● **WORK INSTRUCTION**:
The answer must be every line below that holds the word "Vigas".

Collection entries:
+ + + +
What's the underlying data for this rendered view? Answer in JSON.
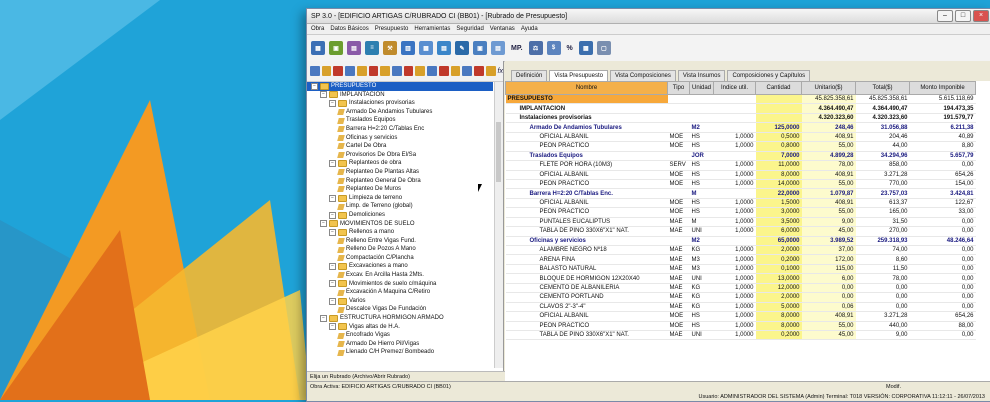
{
  "window": {
    "title": "SP 3.0 - [EDIFICIO ARTIGAS C/RUBRADO CI (BB01) - [Rubrado de Presupuesto]"
  },
  "menu": [
    "Obra",
    "Datos Básicos",
    "Presupuesto",
    "Herramientas",
    "Seguridad",
    "Ventanas",
    "Ayuda"
  ],
  "toolbar": {
    "mp_label": "MP.",
    "percent_label": "%"
  },
  "left_toolbar_fx": "fx",
  "tree": [
    {
      "label": "PRESUPUESTO",
      "level": 0,
      "type": "folder",
      "selected": true
    },
    {
      "label": "IMPLANTACION",
      "level": 1,
      "type": "folder"
    },
    {
      "label": "Instalaciones provisorias",
      "level": 2,
      "type": "folder"
    },
    {
      "label": "Armado De Andamios Tubulares",
      "level": 3,
      "type": "item"
    },
    {
      "label": "Traslados Equipos",
      "level": 3,
      "type": "item"
    },
    {
      "label": "Barrera H=2:20 C/Tablas Enc",
      "level": 3,
      "type": "item"
    },
    {
      "label": "Oficinas y servicios",
      "level": 3,
      "type": "item"
    },
    {
      "label": "Cartel De Obra",
      "level": 3,
      "type": "item"
    },
    {
      "label": "Provisorios De Obra El/Sa",
      "level": 3,
      "type": "item"
    },
    {
      "label": "Replanteos de obra",
      "level": 2,
      "type": "folder"
    },
    {
      "label": "Replanteo De Plantas Altas",
      "level": 3,
      "type": "item"
    },
    {
      "label": "Replanteo General De Obra",
      "level": 3,
      "type": "item"
    },
    {
      "label": "Replanteo De Muros",
      "level": 3,
      "type": "item"
    },
    {
      "label": "Limpieza de terreno",
      "level": 2,
      "type": "folder"
    },
    {
      "label": "Limp. de Terreno (global)",
      "level": 3,
      "type": "item"
    },
    {
      "label": "Demoliciones",
      "level": 2,
      "type": "folder"
    },
    {
      "label": "MOVIMIENTOS DE SUELO",
      "level": 1,
      "type": "folder"
    },
    {
      "label": "Rellenos a mano",
      "level": 2,
      "type": "folder"
    },
    {
      "label": "Relleno Entre Vigas Fund.",
      "level": 3,
      "type": "item"
    },
    {
      "label": "Relleno De Pozos A Mano",
      "level": 3,
      "type": "item"
    },
    {
      "label": "Compactación C/Plancha",
      "level": 3,
      "type": "item"
    },
    {
      "label": "Excavaciones a mano",
      "level": 2,
      "type": "folder"
    },
    {
      "label": "Excav. En Arcilla Hasta 2Mts.",
      "level": 3,
      "type": "item"
    },
    {
      "label": "Movimientos de suelo c/máquina",
      "level": 2,
      "type": "folder"
    },
    {
      "label": "Excavación A Maquina C/Retiro",
      "level": 3,
      "type": "item"
    },
    {
      "label": "Varios",
      "level": 2,
      "type": "folder"
    },
    {
      "label": "Descalce Vigas De Fundación",
      "level": 3,
      "type": "item"
    },
    {
      "label": "ESTRUCTURA HORMIGON ARMADO",
      "level": 1,
      "type": "folder"
    },
    {
      "label": "Vigas altas de H.A.",
      "level": 2,
      "type": "folder"
    },
    {
      "label": "Encofrado Vigas",
      "level": 3,
      "type": "item"
    },
    {
      "label": "Armado De Hierro Pil/Vigas",
      "level": 3,
      "type": "item"
    },
    {
      "label": "Llenado C/H Premez/ Bombeado",
      "level": 3,
      "type": "item"
    }
  ],
  "left_status": "Elija un Rubrado (Archivo/Abrir Rubrado)",
  "tabs": [
    "Definición",
    "Vista Presupuesto",
    "Vista Composiciones",
    "Vista Insumos",
    "Composiciones y Capítulos"
  ],
  "columns": [
    "Nombre",
    "Tipo",
    "Unidad",
    "Indice util.",
    "Cantidad",
    "Unitario($)",
    "Total($)",
    "Monto Imponible"
  ],
  "rows": [
    {
      "style": "head",
      "name": "PRESUPUESTO",
      "tipo": "",
      "unidad": "",
      "indice": "",
      "cantidad": "",
      "unitario": "45.825.358,61",
      "total": "45.825.358,61",
      "monto": "5.615.118,69"
    },
    {
      "style": "b1",
      "name": "IMPLANTACION",
      "tipo": "",
      "unidad": "",
      "indice": "",
      "cantidad": "",
      "unitario": "4.364.490,47",
      "total": "4.364.490,47",
      "monto": "194.473,35"
    },
    {
      "style": "b1",
      "name": "Instalaciones provisorias",
      "tipo": "",
      "unidad": "",
      "indice": "",
      "cantidad": "",
      "unitario": "4.320.323,60",
      "total": "4.320.323,60",
      "monto": "191.579,77"
    },
    {
      "style": "b2",
      "name": "Armado De Andamios Tubulares",
      "tipo": "",
      "unidad": "M2",
      "indice": "",
      "cantidad": "125,0000",
      "unitario": "248,46",
      "total": "31.056,88",
      "monto": "6.211,38"
    },
    {
      "style": "",
      "name": "OFICIAL ALBAÑIL",
      "tipo": "MOE",
      "unidad": "HS",
      "indice": "1,0000",
      "cantidad": "0,5000",
      "unitario": "408,91",
      "total": "204,46",
      "monto": "40,89"
    },
    {
      "style": "",
      "name": "PEON PRACTICO",
      "tipo": "MOE",
      "unidad": "HS",
      "indice": "1,0000",
      "cantidad": "0,8000",
      "unitario": "55,00",
      "total": "44,00",
      "monto": "8,80"
    },
    {
      "style": "b2",
      "name": "Traslados Equipos",
      "tipo": "",
      "unidad": "JOR",
      "indice": "",
      "cantidad": "7,0000",
      "unitario": "4.899,28",
      "total": "34.294,96",
      "monto": "5.657,79"
    },
    {
      "style": "",
      "name": "FLETE POR HORA (10M3)",
      "tipo": "SERV",
      "unidad": "HS",
      "indice": "1,0000",
      "cantidad": "11,0000",
      "unitario": "78,00",
      "total": "858,00",
      "monto": "0,00"
    },
    {
      "style": "",
      "name": "OFICIAL ALBAÑIL",
      "tipo": "MOE",
      "unidad": "HS",
      "indice": "1,0000",
      "cantidad": "8,0000",
      "unitario": "408,91",
      "total": "3.271,28",
      "monto": "654,26"
    },
    {
      "style": "",
      "name": "PEON PRACTICO",
      "tipo": "MOE",
      "unidad": "HS",
      "indice": "1,0000",
      "cantidad": "14,0000",
      "unitario": "55,00",
      "total": "770,00",
      "monto": "154,00"
    },
    {
      "style": "b2",
      "name": "Barrera H=2:20 C/Tablas Enc.",
      "tipo": "",
      "unidad": "M",
      "indice": "",
      "cantidad": "22,0000",
      "unitario": "1.079,87",
      "total": "23.757,03",
      "monto": "3.424,81"
    },
    {
      "style": "",
      "name": "OFICIAL ALBAÑIL",
      "tipo": "MOE",
      "unidad": "HS",
      "indice": "1,0000",
      "cantidad": "1,5000",
      "unitario": "408,91",
      "total": "613,37",
      "monto": "122,67"
    },
    {
      "style": "",
      "name": "PEON PRACTICO",
      "tipo": "MOE",
      "unidad": "HS",
      "indice": "1,0000",
      "cantidad": "3,0000",
      "unitario": "55,00",
      "total": "165,00",
      "monto": "33,00"
    },
    {
      "style": "",
      "name": "PUNTALES EUCALIPTUS",
      "tipo": "MAE",
      "unidad": "M",
      "indice": "1,0000",
      "cantidad": "3,5000",
      "unitario": "9,00",
      "total": "31,50",
      "monto": "0,00"
    },
    {
      "style": "",
      "name": "TABLA DE PINO 330X6\"X1\" NAT.",
      "tipo": "MAE",
      "unidad": "UNI",
      "indice": "1,0000",
      "cantidad": "6,0000",
      "unitario": "45,00",
      "total": "270,00",
      "monto": "0,00"
    },
    {
      "style": "b2",
      "name": "Oficinas y servicios",
      "tipo": "",
      "unidad": "M2",
      "indice": "",
      "cantidad": "65,0000",
      "unitario": "3.989,52",
      "total": "259.318,93",
      "monto": "48.246,64"
    },
    {
      "style": "",
      "name": "ALAMBRE NEGRO Nº18",
      "tipo": "MAE",
      "unidad": "KG",
      "indice": "1,0000",
      "cantidad": "2,0000",
      "unitario": "37,00",
      "total": "74,00",
      "monto": "0,00"
    },
    {
      "style": "",
      "name": "ARENA FINA",
      "tipo": "MAE",
      "unidad": "M3",
      "indice": "1,0000",
      "cantidad": "0,2000",
      "unitario": "172,00",
      "total": "8,60",
      "monto": "0,00"
    },
    {
      "style": "",
      "name": "BALASTO NATURAL",
      "tipo": "MAE",
      "unidad": "M3",
      "indice": "1,0000",
      "cantidad": "0,1000",
      "unitario": "115,00",
      "total": "11,50",
      "monto": "0,00"
    },
    {
      "style": "",
      "name": "BLOQUE DE HORMIGON 12X20X40",
      "tipo": "MAE",
      "unidad": "UNI",
      "indice": "1,0000",
      "cantidad": "13,0000",
      "unitario": "6,00",
      "total": "78,00",
      "monto": "0,00"
    },
    {
      "style": "",
      "name": "CEMENTO DE ALBAÑILERIA",
      "tipo": "MAE",
      "unidad": "KG",
      "indice": "1,0000",
      "cantidad": "12,0000",
      "unitario": "0,00",
      "total": "0,00",
      "monto": "0,00"
    },
    {
      "style": "",
      "name": "CEMENTO PORTLAND",
      "tipo": "MAE",
      "unidad": "KG",
      "indice": "1,0000",
      "cantidad": "2,0000",
      "unitario": "0,00",
      "total": "0,00",
      "monto": "0,00"
    },
    {
      "style": "",
      "name": "CLAVOS 2\"-3\"-4\"",
      "tipo": "MAE",
      "unidad": "KG",
      "indice": "1,0000",
      "cantidad": "5,0000",
      "unitario": "0,06",
      "total": "0,00",
      "monto": "0,00"
    },
    {
      "style": "",
      "name": "OFICIAL ALBAÑIL",
      "tipo": "MOE",
      "unidad": "HS",
      "indice": "1,0000",
      "cantidad": "8,0000",
      "unitario": "408,91",
      "total": "3.271,28",
      "monto": "654,26"
    },
    {
      "style": "",
      "name": "PEON PRACTICO",
      "tipo": "MOE",
      "unidad": "HS",
      "indice": "1,0000",
      "cantidad": "8,0000",
      "unitario": "55,00",
      "total": "440,00",
      "monto": "88,00"
    },
    {
      "style": "",
      "name": "TABLA DE PINO 330X6\"X1\" NAT.",
      "tipo": "MAE",
      "unidad": "UNI",
      "indice": "1,0000",
      "cantidad": "0,2000",
      "unitario": "45,00",
      "total": "9,00",
      "monto": "0,00"
    }
  ],
  "status_line1": "Obra Activa:  EDIFICIO ARTIGAS C/RUBRADO CI (BB01)",
  "status_modif": "Modif.",
  "status_line2": "Usuario: ADMINISTRADOR DEL SISTEMA (Admin)     Terminal: T018     VERSIÓN: CORPORATIVA  11:12:11 - 26/07/2013",
  "colors": {
    "desktop": "#1fa3d8",
    "accent_orange": "#f08a1c",
    "selection": "#1c5fc4",
    "quantity_yellow": "#fbf58c"
  }
}
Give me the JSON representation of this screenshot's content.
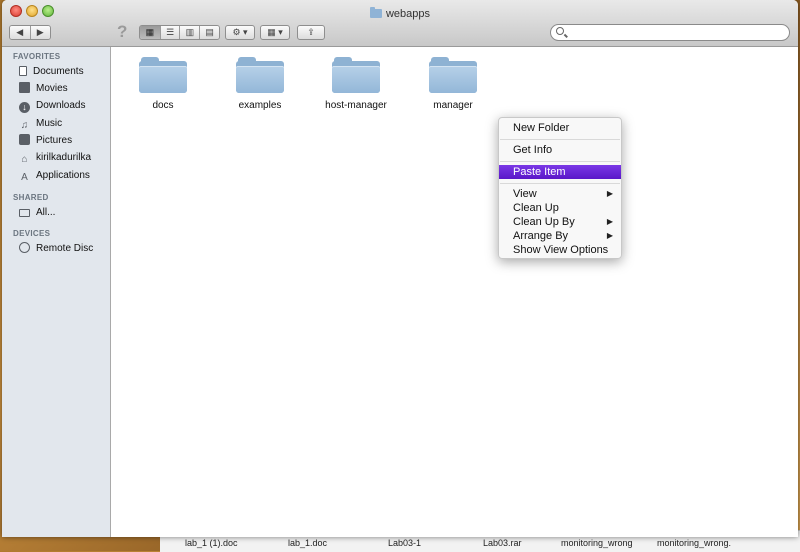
{
  "window": {
    "title": "webapps"
  },
  "toolbar": {
    "back_label": "◀",
    "forward_label": "▶",
    "help_label": "?",
    "view_icon": "▦",
    "list_icon": "☰",
    "column_icon": "▥",
    "coverflow_icon": "▤",
    "action_label": "⚙ ▾",
    "arrange_label": "▦ ▾",
    "share_label": "⇪",
    "search_placeholder": ""
  },
  "sidebar": {
    "sections": [
      {
        "title": "FAVORITES"
      },
      {
        "title": "SHARED"
      },
      {
        "title": "DEVICES"
      }
    ],
    "favorites": [
      {
        "label": "Documents",
        "icon": "document-icon"
      },
      {
        "label": "Movies",
        "icon": "movie-icon"
      },
      {
        "label": "Downloads",
        "icon": "download-icon"
      },
      {
        "label": "Music",
        "icon": "music-icon"
      },
      {
        "label": "Pictures",
        "icon": "camera-icon"
      },
      {
        "label": "kirilkadurilka",
        "icon": "home-icon"
      },
      {
        "label": "Applications",
        "icon": "applications-icon"
      }
    ],
    "shared": [
      {
        "label": "All...",
        "icon": "network-icon"
      }
    ],
    "devices": [
      {
        "label": "Remote Disc",
        "icon": "disc-icon"
      }
    ]
  },
  "folders": [
    {
      "name": "docs"
    },
    {
      "name": "examples"
    },
    {
      "name": "host-manager"
    },
    {
      "name": "manager"
    }
  ],
  "context_menu": {
    "items": [
      {
        "label": "New Folder"
      },
      {
        "label": "Get Info"
      },
      {
        "label": "Paste Item",
        "highlighted": true
      },
      {
        "label": "View",
        "submenu": true
      },
      {
        "label": "Clean Up"
      },
      {
        "label": "Clean Up By",
        "submenu": true
      },
      {
        "label": "Arrange By",
        "submenu": true
      },
      {
        "label": "Show View Options"
      }
    ],
    "submenu_arrow": "▶"
  },
  "desktop_files": [
    {
      "name": "lab_1 (1).doc"
    },
    {
      "name": "lab_1.doc"
    },
    {
      "name": "Lab03-1"
    },
    {
      "name": "Lab03.rar"
    },
    {
      "name": "monitoring_wrong"
    },
    {
      "name": "monitoring_wrong."
    }
  ],
  "colors": {
    "highlight": "#6a27d8",
    "folder": "#93b7d8",
    "sidebar": "#e2e7ed"
  }
}
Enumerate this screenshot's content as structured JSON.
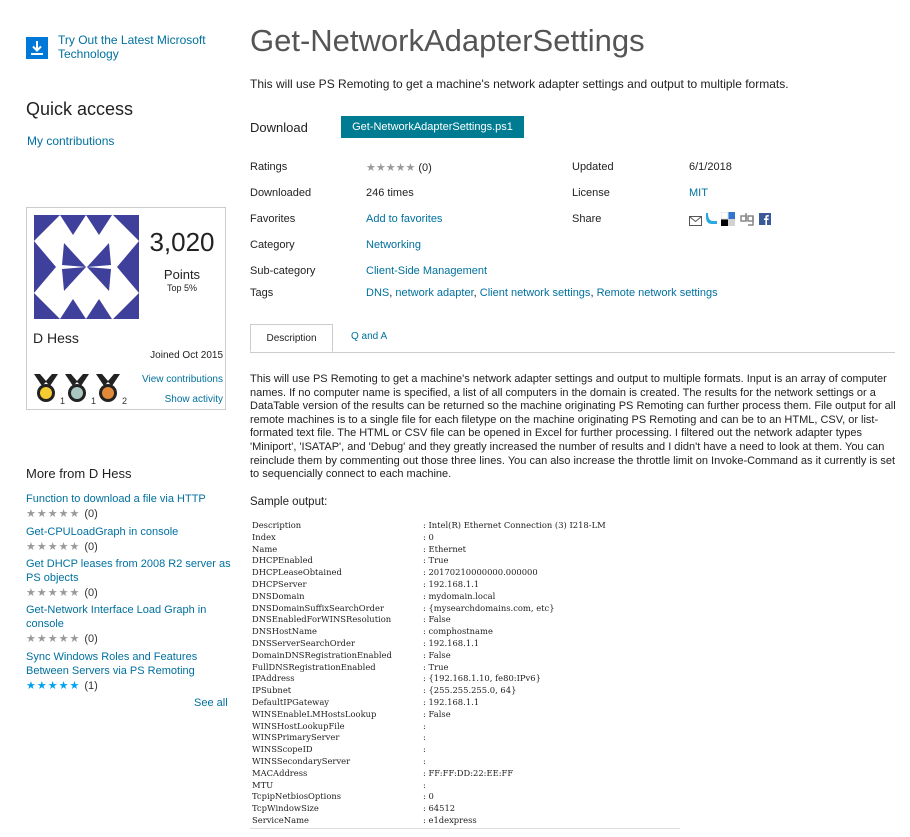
{
  "sidebar": {
    "promo": {
      "icon": "download-icon",
      "text": "Try Out the Latest Microsoft Technology"
    },
    "quick_access": {
      "title": "Quick access",
      "my_contributions": "My contributions"
    },
    "profile": {
      "points": "3,020",
      "points_label": "Points",
      "top": "Top 5%",
      "name": "D Hess",
      "joined": "Joined Oct 2015",
      "medals": [
        {
          "color": "#f2cc30",
          "count": "1"
        },
        {
          "color": "#a9c6c0",
          "count": "1"
        },
        {
          "color": "#e08a3a",
          "count": "2"
        }
      ],
      "view_contributions": "View contributions",
      "show_activity": "Show activity"
    },
    "more": {
      "title": "More from D Hess",
      "items": [
        {
          "title": "Function to download a file via HTTP",
          "stars": "★★★★★",
          "count": "(0)"
        },
        {
          "title": "Get-CPULoadGraph in console",
          "stars": "★★★★★",
          "count": "(0)"
        },
        {
          "title": "Get DHCP leases from 2008 R2 server as PS objects",
          "stars": "★★★★★",
          "count": "(0)"
        },
        {
          "title": "Get-Network Interface Load Graph in console",
          "stars": "★★★★★",
          "count": "(0)"
        },
        {
          "title": "Sync Windows Roles and Features Between Servers via PS Remoting",
          "stars": "★★★★★",
          "count": "(1)"
        }
      ],
      "see_all": "See all"
    }
  },
  "main": {
    "title": "Get-NetworkAdapterSettings",
    "subtitle": "This will use PS Remoting to get a machine's network adapter settings and output to multiple formats.",
    "download_label": "Download",
    "download_button": "Get-NetworkAdapterSettings.ps1",
    "meta": {
      "ratings_label": "Ratings",
      "ratings_stars": "★★★★★",
      "ratings_count": "(0)",
      "updated_label": "Updated",
      "updated_value": "6/1/2018",
      "downloaded_label": "Downloaded",
      "downloaded_value": "246 times",
      "license_label": "License",
      "license_value": "MIT",
      "favorites_label": "Favorites",
      "favorites_value": "Add to favorites",
      "share_label": "Share",
      "category_label": "Category",
      "category_value": "Networking",
      "subcategory_label": "Sub-category",
      "subcategory_value": "Client-Side Management",
      "tags_label": "Tags",
      "tags": [
        "DNS",
        "network adapter",
        "Client network settings",
        "Remote network settings"
      ]
    },
    "tabs": {
      "description": "Description",
      "qa": "Q and A"
    },
    "description": "This will use PS Remoting to get a machine's network adapter settings and output to multiple formats.  Input is an array of computer names.  If no computer name is specified, a list of all computers in the domain is created.  The results for the network settings or a DataTable version of the results can be returned so the machine originating PS Remoting can further process them.  File output for all remote machines is to a single file for each filetype on the machine originating PS Remoting and can be to an HTML, CSV, or list-formated text file.  The HTML or CSV file can be opened in Excel for further processing.  I filtered out the network adapter types 'Miniport', 'ISATAP', and 'Debug' and they greatly increased the number of results and I didn't have a need to look at them.  You can reinclude them by commenting out those three lines.  You can also increase the throttle limit on Invoke-Command as it currently is set to sequencially connect to each machine.",
    "sample_label": "Sample output:",
    "sample_output": [
      [
        "Description",
        ": Intel(R) Ethernet Connection (3) I218-LM"
      ],
      [
        "Index",
        ": 0"
      ],
      [
        "Name",
        ": Ethernet"
      ],
      [
        "DHCPEnabled",
        ": True"
      ],
      [
        "DHCPLeaseObtained",
        ": 20170210000000.000000"
      ],
      [
        "DHCPServer",
        ": 192.168.1.1"
      ],
      [
        "DNSDomain",
        ": mydomain.local"
      ],
      [
        "DNSDomainSuffixSearchOrder",
        ": {mysearchdomains.com, etc}"
      ],
      [
        "DNSEnabledForWINSResolution",
        ": False"
      ],
      [
        "DNSHostName",
        ": comphostname"
      ],
      [
        "DNSServerSearchOrder",
        ": 192.168.1.1"
      ],
      [
        "DomainDNSRegistrationEnabled",
        ": False"
      ],
      [
        "FullDNSRegistrationEnabled",
        ": True"
      ],
      [
        "IPAddress",
        ": {192.168.1.10, fe80:IPv6}"
      ],
      [
        "IPSubnet",
        ": {255.255.255.0, 64}"
      ],
      [
        "DefaultIPGateway",
        ": 192.168.1.1"
      ],
      [
        "WINSEnableLMHostsLookup",
        ": False"
      ],
      [
        "WINSHostLookupFile",
        ":"
      ],
      [
        "WINSPrimaryServer",
        ":"
      ],
      [
        "WINSScopeID",
        ":"
      ],
      [
        "WINSSecondaryServer",
        ":"
      ],
      [
        "MACAddress",
        ": FF:FF:DD:22:EE:FF"
      ],
      [
        "MTU",
        ":"
      ],
      [
        "TcpipNetbiosOptions",
        ": 0"
      ],
      [
        "TcpWindowSize",
        ": 64512"
      ],
      [
        "ServiceName",
        ": e1dexpress"
      ]
    ]
  },
  "colors": {
    "link": "#00709f",
    "button": "#007c92",
    "avatar": "#3f3f9c"
  }
}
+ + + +
● **SOLUTION**:
      "label": "Relleno Entre Vigas Fund.",
      "label": "Descalce Vigas De Fundación",
      "label": "Vigas altas de H.A.",
      "label": "Encofrado Vigas",
      "label": "Armado De Hierro Pil/Vigas",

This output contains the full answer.